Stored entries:
BEGIN

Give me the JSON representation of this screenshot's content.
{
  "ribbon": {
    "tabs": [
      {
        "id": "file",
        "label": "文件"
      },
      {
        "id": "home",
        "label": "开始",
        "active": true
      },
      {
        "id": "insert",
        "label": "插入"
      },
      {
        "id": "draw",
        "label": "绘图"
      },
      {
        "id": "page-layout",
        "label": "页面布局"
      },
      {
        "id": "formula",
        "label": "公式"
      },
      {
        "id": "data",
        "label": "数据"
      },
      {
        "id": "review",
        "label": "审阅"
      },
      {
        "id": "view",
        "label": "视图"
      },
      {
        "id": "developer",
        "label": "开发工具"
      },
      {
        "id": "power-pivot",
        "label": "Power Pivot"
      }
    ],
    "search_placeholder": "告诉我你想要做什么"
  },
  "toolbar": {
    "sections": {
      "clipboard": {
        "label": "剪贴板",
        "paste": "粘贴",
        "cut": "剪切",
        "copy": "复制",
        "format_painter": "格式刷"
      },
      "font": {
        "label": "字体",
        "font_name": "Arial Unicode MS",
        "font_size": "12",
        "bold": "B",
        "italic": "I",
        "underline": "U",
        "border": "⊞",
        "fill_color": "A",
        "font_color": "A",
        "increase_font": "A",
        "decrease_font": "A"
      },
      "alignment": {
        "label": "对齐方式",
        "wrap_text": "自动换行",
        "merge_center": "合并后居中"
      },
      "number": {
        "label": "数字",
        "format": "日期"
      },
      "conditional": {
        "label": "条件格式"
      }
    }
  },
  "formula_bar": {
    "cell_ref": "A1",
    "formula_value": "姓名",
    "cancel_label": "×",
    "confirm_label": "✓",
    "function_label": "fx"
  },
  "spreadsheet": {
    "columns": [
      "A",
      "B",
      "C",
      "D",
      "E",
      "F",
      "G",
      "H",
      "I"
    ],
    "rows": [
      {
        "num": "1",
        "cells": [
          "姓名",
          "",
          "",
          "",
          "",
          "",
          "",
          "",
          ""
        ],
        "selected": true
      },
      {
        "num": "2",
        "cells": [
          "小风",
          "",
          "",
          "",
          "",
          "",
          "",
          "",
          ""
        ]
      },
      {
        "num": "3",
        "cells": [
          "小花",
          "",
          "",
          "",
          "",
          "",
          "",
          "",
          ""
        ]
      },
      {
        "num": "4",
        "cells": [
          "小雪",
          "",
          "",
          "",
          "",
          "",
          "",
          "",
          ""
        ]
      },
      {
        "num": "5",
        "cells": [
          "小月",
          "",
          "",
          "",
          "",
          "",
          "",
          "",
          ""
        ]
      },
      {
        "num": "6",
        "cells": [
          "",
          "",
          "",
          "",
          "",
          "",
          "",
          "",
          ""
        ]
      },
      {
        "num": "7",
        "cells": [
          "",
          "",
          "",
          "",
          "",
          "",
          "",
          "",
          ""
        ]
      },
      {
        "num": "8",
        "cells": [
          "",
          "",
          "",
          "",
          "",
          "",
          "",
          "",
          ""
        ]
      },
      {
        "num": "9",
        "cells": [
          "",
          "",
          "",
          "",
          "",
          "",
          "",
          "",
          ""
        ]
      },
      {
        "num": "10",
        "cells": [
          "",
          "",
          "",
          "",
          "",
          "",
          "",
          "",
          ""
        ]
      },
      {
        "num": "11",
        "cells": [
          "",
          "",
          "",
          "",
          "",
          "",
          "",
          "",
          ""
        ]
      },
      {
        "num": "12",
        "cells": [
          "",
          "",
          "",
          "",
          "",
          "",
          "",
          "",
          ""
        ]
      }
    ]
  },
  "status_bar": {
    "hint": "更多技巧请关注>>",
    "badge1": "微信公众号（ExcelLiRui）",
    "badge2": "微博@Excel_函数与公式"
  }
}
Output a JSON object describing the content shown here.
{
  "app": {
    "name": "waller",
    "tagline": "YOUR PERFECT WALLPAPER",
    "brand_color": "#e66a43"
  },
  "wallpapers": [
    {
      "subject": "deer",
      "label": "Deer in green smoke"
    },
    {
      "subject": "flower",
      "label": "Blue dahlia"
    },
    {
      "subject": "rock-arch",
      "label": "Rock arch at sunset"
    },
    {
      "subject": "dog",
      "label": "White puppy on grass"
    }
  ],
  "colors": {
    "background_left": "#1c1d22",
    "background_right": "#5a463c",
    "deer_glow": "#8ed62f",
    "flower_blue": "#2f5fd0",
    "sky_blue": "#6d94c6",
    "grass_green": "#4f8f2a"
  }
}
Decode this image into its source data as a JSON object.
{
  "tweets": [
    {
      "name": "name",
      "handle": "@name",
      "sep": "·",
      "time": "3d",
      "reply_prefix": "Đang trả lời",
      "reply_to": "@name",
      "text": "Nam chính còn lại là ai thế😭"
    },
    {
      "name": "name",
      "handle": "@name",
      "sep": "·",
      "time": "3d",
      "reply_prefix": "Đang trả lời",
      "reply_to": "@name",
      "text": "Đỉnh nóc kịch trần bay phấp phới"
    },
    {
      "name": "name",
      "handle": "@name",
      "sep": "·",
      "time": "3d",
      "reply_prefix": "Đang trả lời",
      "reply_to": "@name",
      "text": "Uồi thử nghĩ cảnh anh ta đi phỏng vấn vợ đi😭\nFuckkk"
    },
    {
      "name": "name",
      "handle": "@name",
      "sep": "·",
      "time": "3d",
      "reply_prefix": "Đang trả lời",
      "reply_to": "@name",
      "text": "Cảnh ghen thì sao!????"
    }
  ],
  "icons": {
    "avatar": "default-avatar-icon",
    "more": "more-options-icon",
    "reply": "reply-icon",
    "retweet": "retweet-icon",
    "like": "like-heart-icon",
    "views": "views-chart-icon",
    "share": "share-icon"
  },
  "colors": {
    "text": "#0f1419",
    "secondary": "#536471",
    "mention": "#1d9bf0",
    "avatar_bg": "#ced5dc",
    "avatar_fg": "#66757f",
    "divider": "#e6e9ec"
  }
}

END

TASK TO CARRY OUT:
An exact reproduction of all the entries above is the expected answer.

SOLVED PROBLEM:
Give me the JSON representation of this screenshot's content.
{
  "ribbon": {
    "tabs": [
      {
        "id": "file",
        "label": "文件"
      },
      {
        "id": "home",
        "label": "开始",
        "active": true
      },
      {
        "id": "insert",
        "label": "插入"
      },
      {
        "id": "draw",
        "label": "绘图"
      },
      {
        "id": "page-layout",
        "label": "页面布局"
      },
      {
        "id": "formula",
        "label": "公式"
      },
      {
        "id": "data",
        "label": "数据"
      },
      {
        "id": "review",
        "label": "审阅"
      },
      {
        "id": "view",
        "label": "视图"
      },
      {
        "id": "developer",
        "label": "开发工具"
      },
      {
        "id": "power-pivot",
        "label": "Power Pivot"
      }
    ],
    "search_placeholder": "告诉我你想要做什么"
  },
  "toolbar": {
    "sections": {
      "clipboard": {
        "label": "剪贴板",
        "paste": "粘贴",
        "cut": "剪切",
        "copy": "复制",
        "format_painter": "格式刷"
      },
      "font": {
        "label": "字体",
        "font_name": "Arial Unicode MS",
        "font_size": "12",
        "bold": "B",
        "italic": "I",
        "underline": "U",
        "border": "⊞",
        "fill_color": "A",
        "font_color": "A",
        "increase_font": "A",
        "decrease_font": "A"
      },
      "alignment": {
        "label": "对齐方式",
        "wrap_text": "自动换行",
        "merge_center": "合并后居中"
      },
      "number": {
        "label": "数字",
        "format": "日期"
      },
      "conditional": {
        "label": "条件格式"
      }
    }
  },
  "formula_bar": {
    "cell_ref": "A1",
    "formula_value": "姓名",
    "cancel_label": "×",
    "confirm_label": "✓",
    "function_label": "fx"
  },
  "spreadsheet": {
    "columns": [
      "A",
      "B",
      "C",
      "D",
      "E",
      "F",
      "G",
      "H",
      "I"
    ],
    "rows": [
      {
        "num": "1",
        "cells": [
          "姓名",
          "",
          "",
          "",
          "",
          "",
          "",
          "",
          ""
        ],
        "selected": true
      },
      {
        "num": "2",
        "cells": [
          "小风",
          "",
          "",
          "",
          "",
          "",
          "",
          "",
          ""
        ]
      },
      {
        "num": "3",
        "cells": [
          "小花",
          "",
          "",
          "",
          "",
          "",
          "",
          "",
          ""
        ]
      },
      {
        "num": "4",
        "cells": [
          "小雪",
          "",
          "",
          "",
          "",
          "",
          "",
          "",
          ""
        ]
      },
      {
        "num": "5",
        "cells": [
          "小月",
          "",
          "",
          "",
          "",
          "",
          "",
          "",
          ""
        ]
      },
      {
        "num": "6",
        "cells": [
          "",
          "",
          "",
          "",
          "",
          "",
          "",
          "",
          ""
        ]
      },
      {
        "num": "7",
        "cells": [
          "",
          "",
          "",
          "",
          "",
          "",
          "",
          "",
          ""
        ]
      },
      {
        "num": "8",
        "cells": [
          "",
          "",
          "",
          "",
          "",
          "",
          "",
          "",
          ""
        ]
      },
      {
        "num": "9",
        "cells": [
          "",
          "",
          "",
          "",
          "",
          "",
          "",
          "",
          ""
        ]
      },
      {
        "num": "10",
        "cells": [
          "",
          "",
          "",
          "",
          "",
          "",
          "",
          "",
          ""
        ]
      },
      {
        "num": "11",
        "cells": [
          "",
          "",
          "",
          "",
          "",
          "",
          "",
          "",
          ""
        ]
      },
      {
        "num": "12",
        "cells": [
          "",
          "",
          "",
          "",
          "",
          "",
          "",
          "",
          ""
        ]
      }
    ]
  },
  "status_bar": {
    "hint": "更多技巧请关注>>",
    "badge1": "微信公众号（ExcelLiRui）",
    "badge2": "微博@Excel_函数与公式"
  }
}
Output a JSON object describing the content shown here.
{
  "app": {
    "name": "waller",
    "tagline": "YOUR PERFECT WALLPAPER",
    "brand_color": "#e66a43"
  },
  "wallpapers": [
    {
      "subject": "deer",
      "label": "Deer in green smoke"
    },
    {
      "subject": "flower",
      "label": "Blue dahlia"
    },
    {
      "subject": "rock-arch",
      "label": "Rock arch at sunset"
    },
    {
      "subject": "dog",
      "label": "White puppy on grass"
    }
  ],
  "colors": {
    "background_left": "#1c1d22",
    "background_right": "#5a463c",
    "deer_glow": "#8ed62f",
    "flower_blue": "#2f5fd0",
    "sky_blue": "#6d94c6",
    "grass_green": "#4f8f2a"
  }
}
Decode this image into its source data as a JSON object.
{
  "tweets": [
    {
      "name": "name",
      "handle": "@name",
      "sep": "·",
      "time": "3d",
      "reply_prefix": "Đang trả lời",
      "reply_to": "@name",
      "text": "Nam chính còn lại là ai thế😭"
    },
    {
      "name": "name",
      "handle": "@name",
      "sep": "·",
      "time": "3d",
      "reply_prefix": "Đang trả lời",
      "reply_to": "@name",
      "text": "Đỉnh nóc kịch trần bay phấp phới"
    },
    {
      "name": "name",
      "handle": "@name",
      "sep": "·",
      "time": "3d",
      "reply_prefix": "Đang trả lời",
      "reply_to": "@name",
      "text": "Uồi thử nghĩ cảnh anh ta đi phỏng vấn vợ đi😭\nFuckkk"
    },
    {
      "name": "name",
      "handle": "@name",
      "sep": "·",
      "time": "3d",
      "reply_prefix": "Đang trả lời",
      "reply_to": "@name",
      "text": "Cảnh ghen thì sao!????"
    }
  ],
  "icons": {
    "avatar": "default-avatar-icon",
    "more": "more-options-icon",
    "reply": "reply-icon",
    "retweet": "retweet-icon",
    "like": "like-heart-icon",
    "views": "views-chart-icon",
    "share": "share-icon"
  },
  "colors": {
    "text": "#0f1419",
    "secondary": "#536471",
    "mention": "#1d9bf0",
    "avatar_bg": "#ced5dc",
    "avatar_fg": "#66757f",
    "divider": "#e6e9ec"
  }
}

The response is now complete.